ABOUT THIS EXERCISE
Whenever a line of the data below holds the string "SERIES", copy that line.

INFORMATION SUPPLIED
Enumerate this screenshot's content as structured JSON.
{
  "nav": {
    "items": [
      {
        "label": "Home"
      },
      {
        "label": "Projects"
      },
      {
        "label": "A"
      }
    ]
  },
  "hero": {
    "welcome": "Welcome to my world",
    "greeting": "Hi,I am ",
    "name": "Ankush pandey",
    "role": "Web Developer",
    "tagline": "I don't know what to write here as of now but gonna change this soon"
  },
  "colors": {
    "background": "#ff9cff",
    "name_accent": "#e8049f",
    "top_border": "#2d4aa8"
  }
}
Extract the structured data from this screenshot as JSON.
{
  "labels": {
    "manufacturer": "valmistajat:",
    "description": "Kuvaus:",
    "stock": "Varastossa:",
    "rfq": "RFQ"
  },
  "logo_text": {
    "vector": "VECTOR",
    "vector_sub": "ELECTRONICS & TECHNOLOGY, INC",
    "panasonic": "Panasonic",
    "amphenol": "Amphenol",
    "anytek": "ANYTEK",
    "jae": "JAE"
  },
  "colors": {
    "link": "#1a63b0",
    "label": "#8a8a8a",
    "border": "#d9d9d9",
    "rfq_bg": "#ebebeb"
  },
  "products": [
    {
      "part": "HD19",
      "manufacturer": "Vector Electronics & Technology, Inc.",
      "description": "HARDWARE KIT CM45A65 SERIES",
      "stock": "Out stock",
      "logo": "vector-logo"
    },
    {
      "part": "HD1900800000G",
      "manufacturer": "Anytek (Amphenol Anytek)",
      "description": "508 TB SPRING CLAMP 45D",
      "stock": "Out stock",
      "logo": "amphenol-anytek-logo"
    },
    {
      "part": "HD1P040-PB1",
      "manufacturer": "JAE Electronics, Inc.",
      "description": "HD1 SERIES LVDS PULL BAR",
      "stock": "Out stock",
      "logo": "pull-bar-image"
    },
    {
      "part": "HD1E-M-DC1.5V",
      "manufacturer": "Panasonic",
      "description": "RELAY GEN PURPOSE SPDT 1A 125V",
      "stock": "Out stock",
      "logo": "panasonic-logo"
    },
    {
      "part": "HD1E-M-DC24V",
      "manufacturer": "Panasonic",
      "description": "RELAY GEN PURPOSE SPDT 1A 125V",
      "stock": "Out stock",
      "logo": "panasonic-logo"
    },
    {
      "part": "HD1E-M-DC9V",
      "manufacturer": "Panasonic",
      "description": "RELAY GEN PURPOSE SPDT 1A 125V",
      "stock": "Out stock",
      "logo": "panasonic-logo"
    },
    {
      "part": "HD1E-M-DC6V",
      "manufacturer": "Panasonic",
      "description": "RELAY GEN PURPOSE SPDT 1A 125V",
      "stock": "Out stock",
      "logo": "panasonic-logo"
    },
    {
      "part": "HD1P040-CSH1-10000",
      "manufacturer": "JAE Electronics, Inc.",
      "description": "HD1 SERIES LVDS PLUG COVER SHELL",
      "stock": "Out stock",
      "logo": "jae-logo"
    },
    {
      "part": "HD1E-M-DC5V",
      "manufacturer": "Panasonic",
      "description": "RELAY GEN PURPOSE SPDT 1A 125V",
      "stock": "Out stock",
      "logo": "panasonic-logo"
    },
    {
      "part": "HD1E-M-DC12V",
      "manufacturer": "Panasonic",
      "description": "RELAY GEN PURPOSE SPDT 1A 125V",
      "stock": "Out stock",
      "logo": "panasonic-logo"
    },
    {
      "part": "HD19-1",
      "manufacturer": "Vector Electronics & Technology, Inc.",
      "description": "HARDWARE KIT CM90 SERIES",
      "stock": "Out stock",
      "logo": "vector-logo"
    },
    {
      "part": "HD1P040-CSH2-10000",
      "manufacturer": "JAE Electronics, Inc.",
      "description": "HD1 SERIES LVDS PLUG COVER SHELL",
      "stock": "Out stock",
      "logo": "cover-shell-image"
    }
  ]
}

THE COMPLETED TASK
      "description": "HARDWARE KIT CM45A65 SERIES",
      "description": "HD1 SERIES LVDS PULL BAR",
      "description": "HD1 SERIES LVDS PLUG COVER SHELL",
      "description": "HARDWARE KIT CM90 SERIES",
      "description": "HD1 SERIES LVDS PLUG COVER SHELL",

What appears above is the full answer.